The designations employed and the presentation of the material in this publication do not imply the expression of any opinion whatsoever on the part of the World Health Organization concerning the legal status of any country, territory, city or area or of its authorities, or concerning the delimitation of its frontiers or boundaries. Dotted lines on maps(More)
Group A rotaviruses (RVAs) are the most important etiological agent of acute gastroenteritis in children <5 years of age worldwide. The monovalent rotavirus vaccine Rotarix was introduced into the national Expanded Programme on Immunization (EPI) in Ghana in May 2012. However, there is a paucity of genetic and phylogenetic data on the complete genomes of(More)
We report characterization of a genotype G5P[7] human rotavirus (HRV) from a child in Cameroon who had diarrhea. Sequencing of all 11 gene segments showed similarities to > or =5 genes each from porcine and human rotaviruses. This G5P[7] strain exemplifies the importance of heterologous animal rotaviruses in generating HRV genetic diversity through(More)

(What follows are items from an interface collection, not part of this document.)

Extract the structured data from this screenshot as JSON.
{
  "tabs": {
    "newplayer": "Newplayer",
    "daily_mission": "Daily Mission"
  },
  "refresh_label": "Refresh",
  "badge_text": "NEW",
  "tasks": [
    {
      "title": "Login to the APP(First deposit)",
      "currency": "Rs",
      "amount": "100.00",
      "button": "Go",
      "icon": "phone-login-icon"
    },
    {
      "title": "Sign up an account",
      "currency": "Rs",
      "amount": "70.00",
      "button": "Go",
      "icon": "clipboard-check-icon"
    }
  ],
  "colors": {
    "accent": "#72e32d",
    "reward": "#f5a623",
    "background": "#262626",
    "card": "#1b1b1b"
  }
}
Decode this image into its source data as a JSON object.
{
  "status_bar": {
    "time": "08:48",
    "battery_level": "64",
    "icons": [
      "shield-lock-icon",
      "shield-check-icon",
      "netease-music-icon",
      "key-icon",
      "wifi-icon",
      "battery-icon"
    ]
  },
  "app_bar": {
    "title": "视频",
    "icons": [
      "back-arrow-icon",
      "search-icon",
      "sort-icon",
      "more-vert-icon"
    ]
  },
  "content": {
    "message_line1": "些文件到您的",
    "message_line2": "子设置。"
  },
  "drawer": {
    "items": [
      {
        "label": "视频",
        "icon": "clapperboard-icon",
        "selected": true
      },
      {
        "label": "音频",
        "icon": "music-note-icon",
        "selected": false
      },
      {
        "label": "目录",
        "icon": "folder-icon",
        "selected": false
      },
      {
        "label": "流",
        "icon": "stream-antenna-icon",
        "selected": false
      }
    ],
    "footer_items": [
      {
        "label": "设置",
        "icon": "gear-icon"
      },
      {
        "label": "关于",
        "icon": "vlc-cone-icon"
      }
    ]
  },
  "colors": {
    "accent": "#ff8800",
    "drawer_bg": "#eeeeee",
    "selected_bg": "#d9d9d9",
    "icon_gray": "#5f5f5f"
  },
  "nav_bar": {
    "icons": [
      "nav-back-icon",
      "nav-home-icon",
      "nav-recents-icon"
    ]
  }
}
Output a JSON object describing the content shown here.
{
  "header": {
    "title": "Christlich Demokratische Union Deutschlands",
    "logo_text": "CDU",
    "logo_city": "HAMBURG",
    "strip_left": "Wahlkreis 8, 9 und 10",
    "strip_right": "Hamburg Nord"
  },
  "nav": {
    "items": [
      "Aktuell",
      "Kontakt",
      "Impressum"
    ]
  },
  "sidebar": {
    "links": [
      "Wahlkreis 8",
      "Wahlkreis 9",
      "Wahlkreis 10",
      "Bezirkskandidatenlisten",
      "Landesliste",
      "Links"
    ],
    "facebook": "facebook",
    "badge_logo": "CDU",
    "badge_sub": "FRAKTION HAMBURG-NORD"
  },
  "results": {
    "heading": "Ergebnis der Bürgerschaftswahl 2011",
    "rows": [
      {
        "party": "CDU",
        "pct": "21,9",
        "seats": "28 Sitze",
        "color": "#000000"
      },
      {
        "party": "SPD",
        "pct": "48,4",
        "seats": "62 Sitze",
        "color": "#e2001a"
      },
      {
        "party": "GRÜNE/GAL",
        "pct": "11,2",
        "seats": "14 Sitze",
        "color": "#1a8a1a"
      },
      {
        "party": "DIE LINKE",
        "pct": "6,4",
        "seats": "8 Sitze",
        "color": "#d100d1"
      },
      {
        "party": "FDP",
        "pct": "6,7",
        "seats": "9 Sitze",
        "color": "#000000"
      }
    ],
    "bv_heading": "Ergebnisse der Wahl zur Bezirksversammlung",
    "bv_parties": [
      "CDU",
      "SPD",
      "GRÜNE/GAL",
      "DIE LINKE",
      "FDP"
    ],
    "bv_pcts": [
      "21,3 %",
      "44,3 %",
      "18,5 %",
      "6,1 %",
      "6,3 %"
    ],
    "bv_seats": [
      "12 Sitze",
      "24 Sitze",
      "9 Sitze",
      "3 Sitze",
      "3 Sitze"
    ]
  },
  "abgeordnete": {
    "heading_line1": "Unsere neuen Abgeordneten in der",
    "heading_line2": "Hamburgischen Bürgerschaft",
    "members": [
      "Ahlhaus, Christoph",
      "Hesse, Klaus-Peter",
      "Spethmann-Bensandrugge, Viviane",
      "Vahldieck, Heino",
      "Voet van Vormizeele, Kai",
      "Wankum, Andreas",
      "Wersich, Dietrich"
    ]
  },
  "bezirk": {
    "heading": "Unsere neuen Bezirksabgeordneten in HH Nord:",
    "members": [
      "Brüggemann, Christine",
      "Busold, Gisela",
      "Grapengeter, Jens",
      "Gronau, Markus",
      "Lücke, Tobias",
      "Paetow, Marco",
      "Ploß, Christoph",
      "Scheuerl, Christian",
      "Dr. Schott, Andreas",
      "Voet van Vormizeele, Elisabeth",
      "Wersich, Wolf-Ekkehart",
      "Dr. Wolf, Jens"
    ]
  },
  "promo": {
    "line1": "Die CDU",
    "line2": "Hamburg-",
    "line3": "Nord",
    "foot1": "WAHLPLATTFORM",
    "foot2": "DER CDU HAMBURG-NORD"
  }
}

BACKGROUND The oro-facial region including the jawbones, the maxilla and mandible and related tissues can be the site of a multitude of neoplastic conditions. These tumours have a predilection for the entire facial region; however, odontogenic tumours tend to affect the mandible more than the maxilla, especially, in West African children. We report results(More)
Rotavirus immunization has been effective in developed countries where genotype G1P[8] is the predominant rotavirus strain. Knowledge of circulating strains in a population before introduction of rotavirus immunization program will be useful in evaluating the effect of the intervention. Rotavirus was identified by enzyme immuno-assay (EIA) on stool(More)
BACKGROUND Almost all diarrhea deaths in young children occur in developing countries. Immunization against rotavirus, the leading cause of childhood severe dehydrating acute diarrhea may reduce the burden of severe diarrhea in developing countries. Ghana introduced rotavirus and pneumococcal vaccination in the national expanded program on immunization in(More)
Norovirus (NoV) is recognised as a leading cause of gastroenteritis worldwide across all age groups. The prevalence and diversity of NoVs in many African countries is still unknown, although early sero-prevalence studies indicated widespread early infection. Reports on NoVs in Africa vary widely in terms of study duration, population groups and size,(More)
Achieving high and equitable childhood immunisation coverage in Africa will not only protect children from disability and premature death, it will also boost productivity, reduce poverty and support the economic growth of the continent. Thus, Africa needs innovative and sustainable vaccine advocacy initiatives. One such initiative is the African(More)
The need to minimise consumer risk, especially for food that can be consumed uncooked, is a continuing public health concern, particularly in places where safe sanitation and hygienic practices are absent. The use of wastewater in agriculture has been associated with disease risks, though its relative significance in disease transmission remains unclear.(More)